TASK DETAILS => Omit every picture, then give all the entries again exactly.

DATASET RECORDS =>
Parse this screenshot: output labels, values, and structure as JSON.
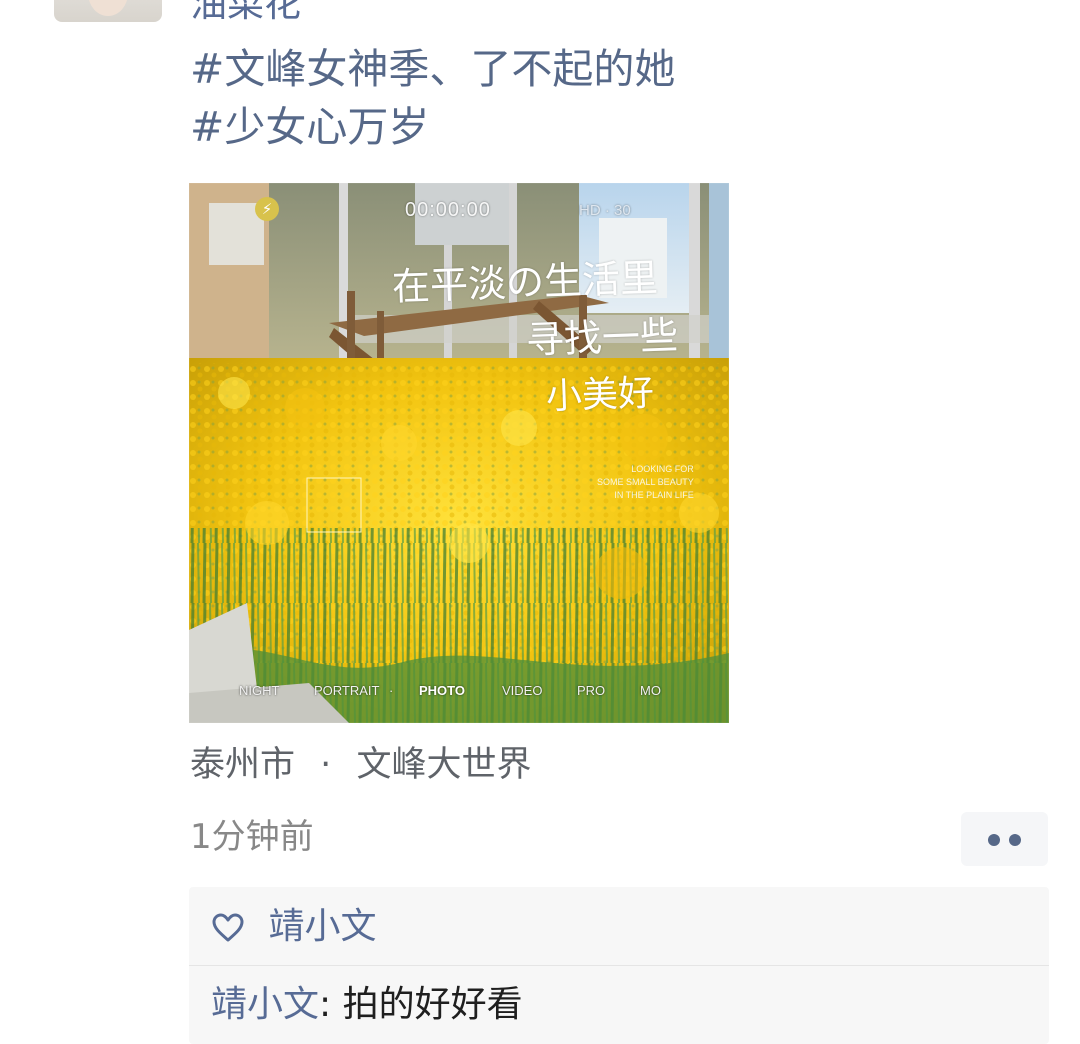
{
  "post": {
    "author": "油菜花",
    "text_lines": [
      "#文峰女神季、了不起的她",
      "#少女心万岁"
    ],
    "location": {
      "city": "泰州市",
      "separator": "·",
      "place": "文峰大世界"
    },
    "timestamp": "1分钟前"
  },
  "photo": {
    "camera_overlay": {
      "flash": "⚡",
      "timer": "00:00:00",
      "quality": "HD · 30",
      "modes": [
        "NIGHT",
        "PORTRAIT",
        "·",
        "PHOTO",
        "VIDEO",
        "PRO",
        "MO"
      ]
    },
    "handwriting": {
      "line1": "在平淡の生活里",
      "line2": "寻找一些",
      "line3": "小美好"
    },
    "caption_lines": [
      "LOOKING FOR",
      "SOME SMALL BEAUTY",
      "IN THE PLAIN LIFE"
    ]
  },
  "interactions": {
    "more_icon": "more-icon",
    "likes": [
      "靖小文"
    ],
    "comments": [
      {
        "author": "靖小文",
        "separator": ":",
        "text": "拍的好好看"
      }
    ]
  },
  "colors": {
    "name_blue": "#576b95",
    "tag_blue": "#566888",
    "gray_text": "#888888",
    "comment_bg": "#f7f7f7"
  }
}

RESULT BELOW =>
Parse this screenshot: output labels, values, and structure as JSON.
{
  "post": {
    "author": "油菜花",
    "text_lines": [
      "#文峰女神季、了不起的她",
      "#少女心万岁"
    ],
    "location": {
      "city": "泰州市",
      "separator": "·",
      "place": "文峰大世界"
    },
    "timestamp": "1分钟前"
  },
  "photo": {
    "camera_overlay": {
      "flash": "⚡",
      "timer": "00:00:00",
      "quality": "HD · 30",
      "modes": [
        "NIGHT",
        "PORTRAIT",
        "·",
        "PHOTO",
        "VIDEO",
        "PRO",
        "MO"
      ]
    },
    "handwriting": {
      "line1": "在平淡の生活里",
      "line2": "寻找一些",
      "line3": "小美好"
    },
    "caption_lines": [
      "LOOKING FOR",
      "SOME SMALL BEAUTY",
      "IN THE PLAIN LIFE"
    ]
  },
  "interactions": {
    "more_icon": "more-icon",
    "likes": [
      "靖小文"
    ],
    "comments": [
      {
        "author": "靖小文",
        "separator": ":",
        "text": "拍的好好看"
      }
    ]
  },
  "colors": {
    "name_blue": "#576b95",
    "tag_blue": "#566888",
    "gray_text": "#888888",
    "comment_bg": "#f7f7f7"
  }
}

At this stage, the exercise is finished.